### RECORDS FOR THE TASK
━━━━━━━━━━━━━━━━━━━━

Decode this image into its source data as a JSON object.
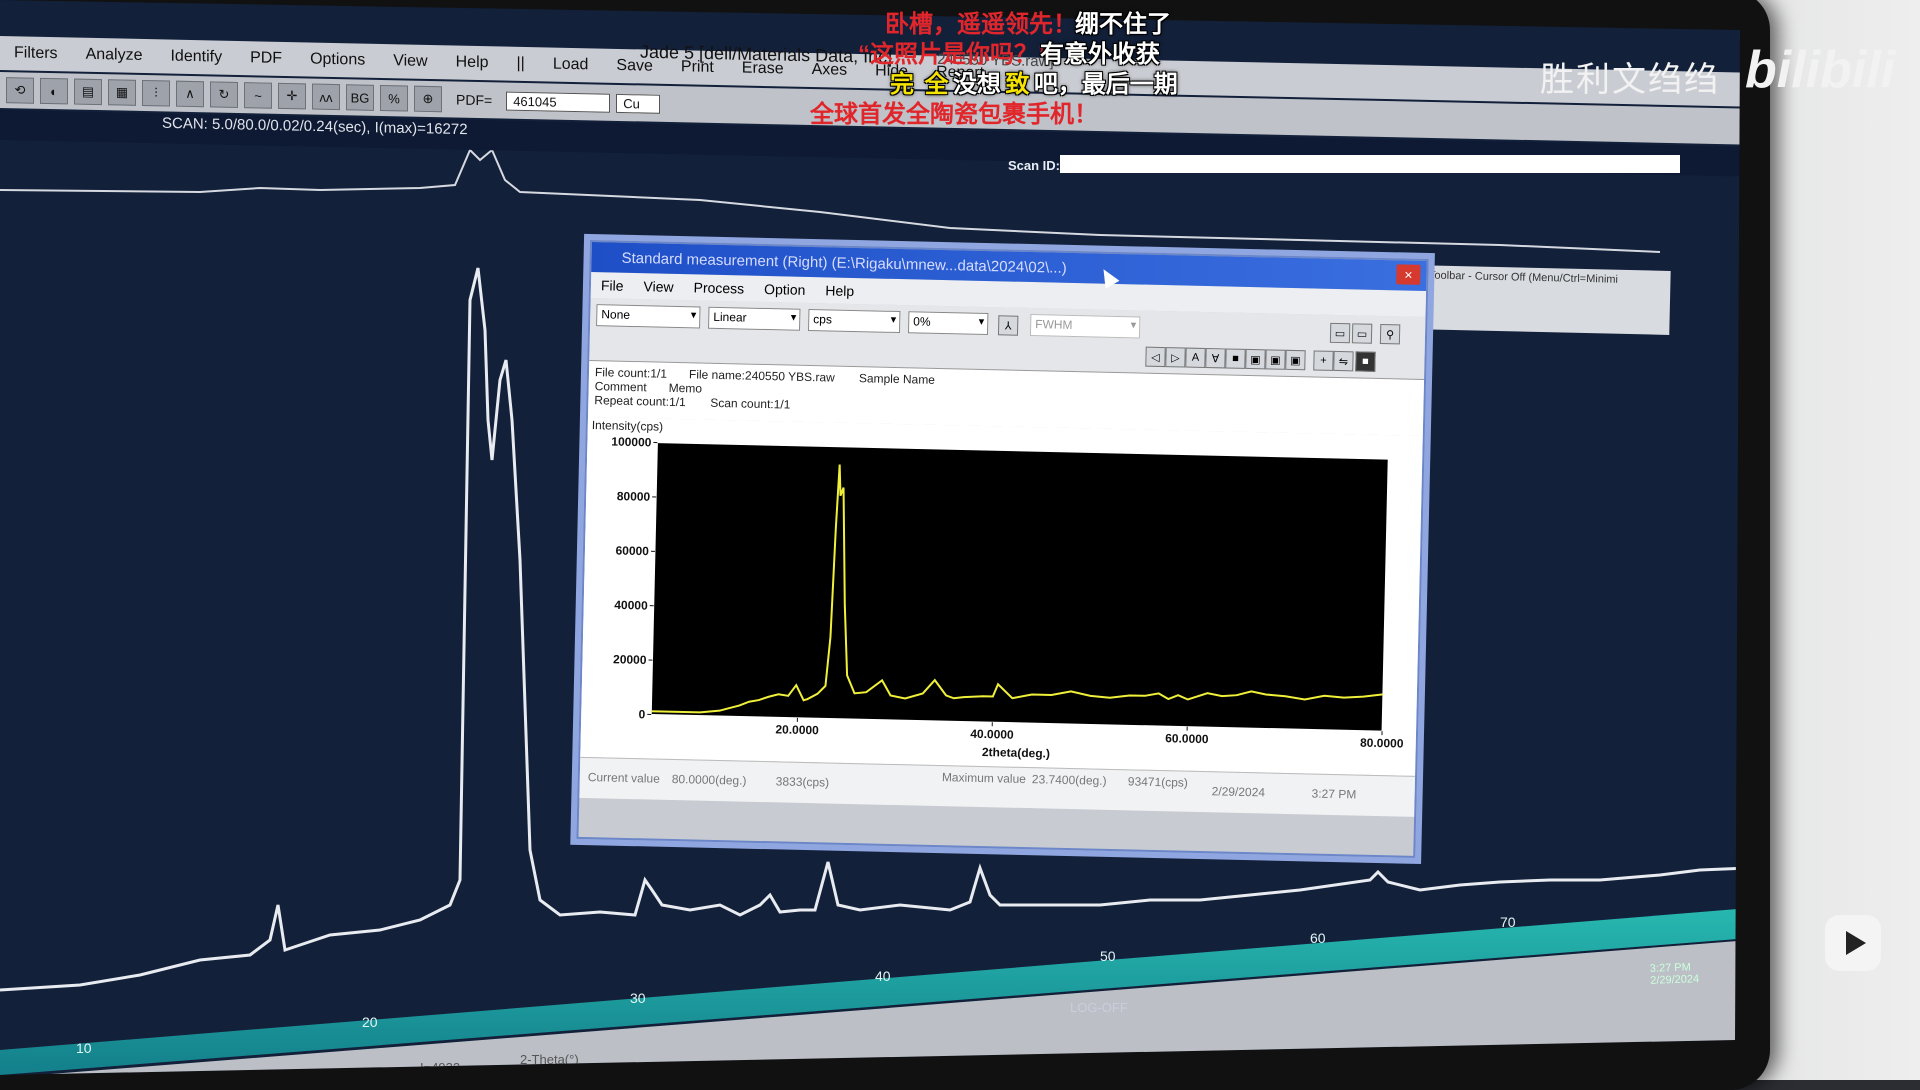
{
  "jade": {
    "menu": [
      "Filters",
      "Analyze",
      "Identify",
      "PDF",
      "Options",
      "View",
      "Help",
      "||",
      "Load",
      "Save",
      "Print",
      "Erase",
      "Axes",
      "Hide",
      "Report"
    ],
    "title": "Jade 5 [dell/Materials Data, Inc]",
    "title_tail": "240550 YBS.raw]",
    "pdf_label": "PDF=",
    "pdf_value": "461045",
    "target_value": "Cu",
    "scan_text": "SCAN: 5.0/80.0/0.02/0.24(sec), I(max)=16272",
    "scan_id_label": "Scan ID:",
    "edit_toolbar_text": "dit Toolbar - Cursor Off (Menu/Ctrl=Minimi",
    "axis_ticks": [
      "10",
      "20",
      "30",
      "40",
      "50",
      "60",
      "70"
    ],
    "bottom_label_a": "I=4932",
    "bottom_label_b": "2-Theta(°)",
    "log_off": "LOG-OFF",
    "tray_time": "3:27 PM",
    "tray_date": "2/29/2024"
  },
  "standard_measurement": {
    "title": "Standard measurement (Right) (E:\\Rigaku\\mnew...data\\2024\\02\\...)",
    "close": "×",
    "menu": [
      "File",
      "View",
      "Process",
      "Option",
      "Help"
    ],
    "dropdowns": [
      "None",
      "Linear",
      "cps",
      "0%"
    ],
    "fwhm": "FWHM",
    "info": {
      "file_count": "File count:1/1",
      "file_name": "File name:240550 YBS.raw",
      "sample_name": "Sample Name",
      "comment": "Comment",
      "memo": "Memo",
      "repeat_count": "Repeat count:1/1",
      "scan_count": "Scan count:1/1"
    },
    "status": {
      "current_label": "Current value",
      "current_deg": "80.0000(deg.)",
      "current_cps": "3833(cps)",
      "max_label": "Maximum value",
      "max_deg": "23.7400(deg.)",
      "max_cps": "93471(cps)",
      "date": "2/29/2024",
      "time": "3:27 PM"
    }
  },
  "chart_data": {
    "type": "line",
    "ylabel": "Intensity(cps)",
    "xlabel": "2theta(deg.)",
    "xlim": [
      5,
      80
    ],
    "ylim": [
      0,
      100000
    ],
    "x_ticks": [
      "20.0000",
      "40.0000",
      "60.0000",
      "80.0000"
    ],
    "y_ticks": [
      "0",
      "20000",
      "40000",
      "60000",
      "80000",
      "100000"
    ],
    "series": [
      {
        "color": "#f0f03a",
        "x": [
          5,
          10,
          12,
          13,
          14,
          15,
          16,
          17,
          18,
          19,
          19.8,
          20.6,
          21,
          22,
          22.8,
          23.2,
          23.5,
          23.74,
          23.9,
          24.2,
          24.6,
          25,
          25.8,
          27,
          28.6,
          29.5,
          31,
          32.8,
          34,
          35.2,
          36,
          37,
          39,
          40,
          40.5,
          42,
          44,
          46,
          48,
          50,
          52,
          54,
          55.6,
          57,
          58,
          59,
          60,
          62,
          63.5,
          65,
          66.5,
          68,
          70,
          72,
          74,
          76,
          78,
          80
        ],
        "y": [
          1200,
          1200,
          2000,
          3000,
          4000,
          5500,
          6200,
          7500,
          8500,
          8000,
          12000,
          6500,
          7000,
          9000,
          12000,
          30000,
          70000,
          93471,
          82000,
          85000,
          42000,
          16000,
          9500,
          10000,
          14500,
          9000,
          8000,
          10000,
          15000,
          9500,
          8500,
          9000,
          9500,
          9500,
          14000,
          9000,
          10500,
          10500,
          12000,
          10500,
          10000,
          11000,
          11000,
          12000,
          10000,
          11500,
          10000,
          12500,
          11500,
          12000,
          13500,
          12500,
          12000,
          11000,
          12500,
          12000,
          12500,
          13500
        ]
      }
    ]
  },
  "overlay": {
    "sub1_red": "卧槽，遥遥领先！",
    "sub1_white": "绷不住了",
    "sub2_red": "“这照片是你吗？”",
    "sub2_white": "有意外收获",
    "sub3_yellow1": "完",
    "sub3_yellow2": "全",
    "sub3_white1": "没想",
    "sub3_yellow3": "致",
    "sub3_white2": "吧，最后一期",
    "sub4_red": "全球首发全陶瓷包裹手机！",
    "watermark_name": "胜利文绉绉",
    "watermark_logo": "bilibili"
  }
}
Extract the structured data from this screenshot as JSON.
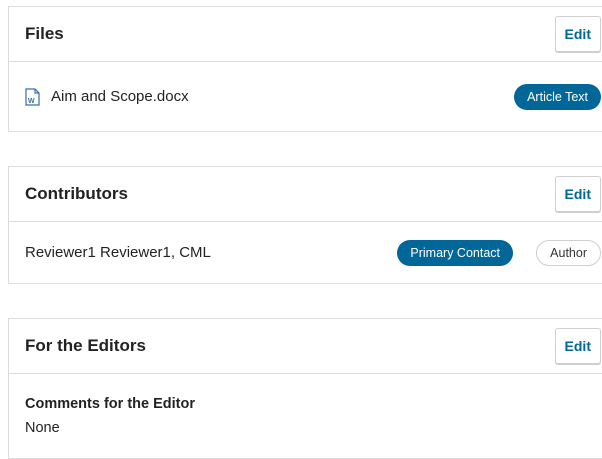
{
  "files": {
    "title": "Files",
    "edit_label": "Edit",
    "items": [
      {
        "name": "Aim and Scope.docx",
        "icon": "word-doc-icon",
        "badge": "Article Text"
      }
    ]
  },
  "contributors": {
    "title": "Contributors",
    "edit_label": "Edit",
    "items": [
      {
        "name": "Reviewer1 Reviewer1, CML",
        "badges": [
          "Primary Contact",
          "Author"
        ]
      }
    ]
  },
  "editors": {
    "title": "For the Editors",
    "edit_label": "Edit",
    "comments_label": "Comments for the Editor",
    "comments_value": "None"
  },
  "colors": {
    "accent": "#006798",
    "border": "#dddddd"
  }
}
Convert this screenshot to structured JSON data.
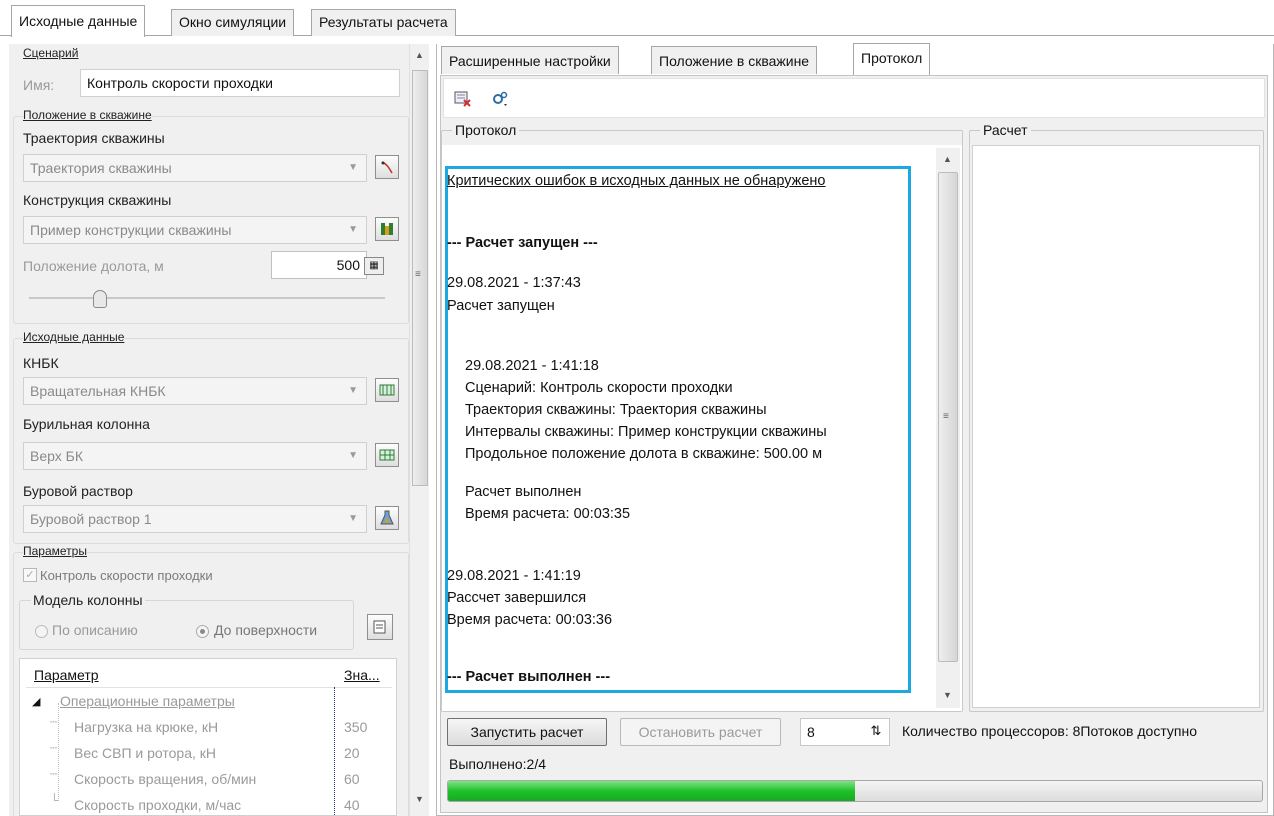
{
  "top_tabs": [
    "Исходные данные",
    "Окно симуляции",
    "Результаты расчета"
  ],
  "scenario": {
    "group": "Сценарий",
    "name_label": "Имя:",
    "name_value": "Контроль скорости проходки"
  },
  "position": {
    "group": "Положение в скважине",
    "trajectory_label": "Траектория скважины",
    "trajectory_value": "Траектория скважины",
    "construction_label": "Конструкция скважины",
    "construction_value": "Пример конструкции скважины",
    "bit_label": "Положение долота, м",
    "bit_value": "500"
  },
  "source": {
    "group": "Исходные данные",
    "knbk_label": "КНБК",
    "knbk_value": "Вращательная КНБК",
    "string_label": "Бурильная колонна",
    "string_value": "Верх БК",
    "mud_label": "Буровой раствор",
    "mud_value": "Буровой раствор 1"
  },
  "params": {
    "group": "Параметры",
    "rop_check": "Контроль скорости проходки",
    "model_title": "Модель колонны",
    "radio_desc": "По описанию",
    "radio_surface": "До поверхности",
    "col_param": "Параметр",
    "col_value": "Зна...",
    "category": "Операционные параметры",
    "rows": [
      {
        "name": "Нагрузка на крюке, кН",
        "value": "350"
      },
      {
        "name": "Вес СВП и ротора, кН",
        "value": "20"
      },
      {
        "name": "Скорость вращения, об/мин",
        "value": "60"
      },
      {
        "name": "Скорость проходки, м/час",
        "value": "40"
      }
    ]
  },
  "right_tabs": [
    "Расширенные настройки",
    "Положение в скважине",
    "Протокол"
  ],
  "protocol": {
    "title": "Протокол",
    "calc_title": "Расчет",
    "no_errors": "Критических ошибок в исходных данных не обнаружено",
    "started_header": "--- Расчет запущен ---",
    "ts1": "29.08.2021 - 1:37:43",
    "started": "Расчет запущен",
    "ts2": "29.08.2021 - 1:41:18",
    "scenario_line": "Сценарий: Контроль скорости проходки",
    "trajectory_line": "Траектория скважины: Траектория скважины",
    "intervals_line": "Интервалы скважины: Пример конструкции скважины",
    "bit_line": "Продольное положение долота в скважине: 500.00 м",
    "done": "Расчет выполнен",
    "time1": "Время расчета: 00:03:35",
    "ts3": "29.08.2021 - 1:41:19",
    "finished": "Рассчет завершился",
    "time2": "Время расчета: 00:03:36",
    "done_header": "--- Расчет выполнен ---"
  },
  "bottom": {
    "run_button": "Запустить расчет",
    "stop_button": "Остановить расчет",
    "cpu_value": "8",
    "cpu_label": "Количество процессоров:  8Потоков доступно",
    "progress_label": "Выполнено:2/4",
    "progress": 0.5
  },
  "colors": {
    "highlight": "#1ca8e1",
    "progress": "#1fc12b"
  }
}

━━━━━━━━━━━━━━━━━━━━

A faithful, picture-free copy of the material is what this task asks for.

### EXERCISE ANSWER
Decode this image into its source data as a JSON object.
{
  "jade": {
    "menu": [
      "Filters",
      "Analyze",
      "Identify",
      "PDF",
      "Options",
      "View",
      "Help",
      "||",
      "Load",
      "Save",
      "Print",
      "Erase",
      "Axes",
      "Hide",
      "Report"
    ],
    "title": "Jade 5 [dell/Materials Data, Inc]",
    "title_tail": "240550 YBS.raw]",
    "pdf_label": "PDF=",
    "pdf_value": "461045",
    "target_value": "Cu",
    "scan_text": "SCAN: 5.0/80.0/0.02/0.24(sec), I(max)=16272",
    "scan_id_label": "Scan ID:",
    "edit_toolbar_text": "dit Toolbar - Cursor Off (Menu/Ctrl=Minimi",
    "axis_ticks": [
      "10",
      "20",
      "30",
      "40",
      "50",
      "60",
      "70"
    ],
    "bottom_label_a": "I=4932",
    "bottom_label_b": "2-Theta(°)",
    "log_off": "LOG-OFF",
    "tray_time": "3:27 PM",
    "tray_date": "2/29/2024"
  },
  "standard_measurement": {
    "title": "Standard measurement (Right) (E:\\Rigaku\\mnew...data\\2024\\02\\...)",
    "close": "×",
    "menu": [
      "File",
      "View",
      "Process",
      "Option",
      "Help"
    ],
    "dropdowns": [
      "None",
      "Linear",
      "cps",
      "0%"
    ],
    "fwhm": "FWHM",
    "info": {
      "file_count": "File count:1/1",
      "file_name": "File name:240550 YBS.raw",
      "sample_name": "Sample Name",
      "comment": "Comment",
      "memo": "Memo",
      "repeat_count": "Repeat count:1/1",
      "scan_count": "Scan count:1/1"
    },
    "status": {
      "current_label": "Current value",
      "current_deg": "80.0000(deg.)",
      "current_cps": "3833(cps)",
      "max_label": "Maximum value",
      "max_deg": "23.7400(deg.)",
      "max_cps": "93471(cps)",
      "date": "2/29/2024",
      "time": "3:27 PM"
    }
  },
  "chart_data": {
    "type": "line",
    "ylabel": "Intensity(cps)",
    "xlabel": "2theta(deg.)",
    "xlim": [
      5,
      80
    ],
    "ylim": [
      0,
      100000
    ],
    "x_ticks": [
      "20.0000",
      "40.0000",
      "60.0000",
      "80.0000"
    ],
    "y_ticks": [
      "0",
      "20000",
      "40000",
      "60000",
      "80000",
      "100000"
    ],
    "series": [
      {
        "color": "#f0f03a",
        "x": [
          5,
          10,
          12,
          13,
          14,
          15,
          16,
          17,
          18,
          19,
          19.8,
          20.6,
          21,
          22,
          22.8,
          23.2,
          23.5,
          23.74,
          23.9,
          24.2,
          24.6,
          25,
          25.8,
          27,
          28.6,
          29.5,
          31,
          32.8,
          34,
          35.2,
          36,
          37,
          39,
          40,
          40.5,
          42,
          44,
          46,
          48,
          50,
          52,
          54,
          55.6,
          57,
          58,
          59,
          60,
          62,
          63.5,
          65,
          66.5,
          68,
          70,
          72,
          74,
          76,
          78,
          80
        ],
        "y": [
          1200,
          1200,
          2000,
          3000,
          4000,
          5500,
          6200,
          7500,
          8500,
          8000,
          12000,
          6500,
          7000,
          9000,
          12000,
          30000,
          70000,
          93471,
          82000,
          85000,
          42000,
          16000,
          9500,
          10000,
          14500,
          9000,
          8000,
          10000,
          15000,
          9500,
          8500,
          9000,
          9500,
          9500,
          14000,
          9000,
          10500,
          10500,
          12000,
          10500,
          10000,
          11000,
          11000,
          12000,
          10000,
          11500,
          10000,
          12500,
          11500,
          12000,
          13500,
          12500,
          12000,
          11000,
          12500,
          12000,
          12500,
          13500
        ]
      }
    ]
  },
  "overlay": {
    "sub1_red": "卧槽，遥遥领先！",
    "sub1_white": "绷不住了",
    "sub2_red": "“这照片是你吗？”",
    "sub2_white": "有意外收获",
    "sub3_yellow1": "完",
    "sub3_yellow2": "全",
    "sub3_white1": "没想",
    "sub3_yellow3": "致",
    "sub3_white2": "吧，最后一期",
    "sub4_red": "全球首发全陶瓷包裹手机！",
    "watermark_name": "胜利文绉绉",
    "watermark_logo": "bilibili"
  }
}
Extract the structured data from this screenshot as JSON.
{
  "files": {
    "title": "Files",
    "edit_label": "Edit",
    "items": [
      {
        "name": "Aim and Scope.docx",
        "icon": "word-doc-icon",
        "badge": "Article Text"
      }
    ]
  },
  "contributors": {
    "title": "Contributors",
    "edit_label": "Edit",
    "items": [
      {
        "name": "Reviewer1 Reviewer1, CML",
        "badges": [
          "Primary Contact",
          "Author"
        ]
      }
    ]
  },
  "editors": {
    "title": "For the Editors",
    "edit_label": "Edit",
    "comments_label": "Comments for the Editor",
    "comments_value": "None"
  },
  "colors": {
    "accent": "#006798",
    "border": "#dddddd"
  }
}
Convert this screenshot to structured JSON data.
{
  "top_tabs": [
    "Исходные данные",
    "Окно симуляции",
    "Результаты расчета"
  ],
  "scenario": {
    "group": "Сценарий",
    "name_label": "Имя:",
    "name_value": "Контроль скорости проходки"
  },
  "position": {
    "group": "Положение в скважине",
    "trajectory_label": "Траектория скважины",
    "trajectory_value": "Траектория скважины",
    "construction_label": "Конструкция скважины",
    "construction_value": "Пример конструкции скважины",
    "bit_label": "Положение долота, м",
    "bit_value": "500"
  },
  "source": {
    "group": "Исходные данные",
    "knbk_label": "КНБК",
    "knbk_value": "Вращательная КНБК",
    "string_label": "Бурильная колонна",
    "string_value": "Верх БК",
    "mud_label": "Буровой раствор",
    "mud_value": "Буровой раствор 1"
  },
  "params": {
    "group": "Параметры",
    "rop_check": "Контроль скорости проходки",
    "model_title": "Модель колонны",
    "radio_desc": "По описанию",
    "radio_surface": "До поверхности",
    "col_param": "Параметр",
    "col_value": "Зна...",
    "category": "Операционные параметры",
    "rows": [
      {
        "name": "Нагрузка на крюке, кН",
        "value": "350"
      },
      {
        "name": "Вес СВП и ротора, кН",
        "value": "20"
      },
      {
        "name": "Скорость вращения, об/мин",
        "value": "60"
      },
      {
        "name": "Скорость проходки, м/час",
        "value": "40"
      }
    ]
  },
  "right_tabs": [
    "Расширенные настройки",
    "Положение в скважине",
    "Протокол"
  ],
  "protocol": {
    "title": "Протокол",
    "calc_title": "Расчет",
    "no_errors": "Критических ошибок в исходных данных не обнаружено",
    "started_header": "--- Расчет запущен ---",
    "ts1": "29.08.2021 - 1:37:43",
    "started": "Расчет запущен",
    "ts2": "29.08.2021 - 1:41:18",
    "scenario_line": "Сценарий: Контроль скорости проходки",
    "trajectory_line": "Траектория скважины: Траектория скважины",
    "intervals_line": "Интервалы скважины: Пример конструкции скважины",
    "bit_line": "Продольное положение долота в скважине: 500.00 м",
    "done": "Расчет выполнен",
    "time1": "Время расчета: 00:03:35",
    "ts3": "29.08.2021 - 1:41:19",
    "finished": "Рассчет завершился",
    "time2": "Время расчета: 00:03:36",
    "done_header": "--- Расчет выполнен ---"
  },
  "bottom": {
    "run_button": "Запустить расчет",
    "stop_button": "Остановить расчет",
    "cpu_value": "8",
    "cpu_label": "Количество процессоров:  8Потоков доступно",
    "progress_label": "Выполнено:2/4",
    "progress": 0.5
  },
  "colors": {
    "highlight": "#1ca8e1",
    "progress": "#1fc12b"
  }
}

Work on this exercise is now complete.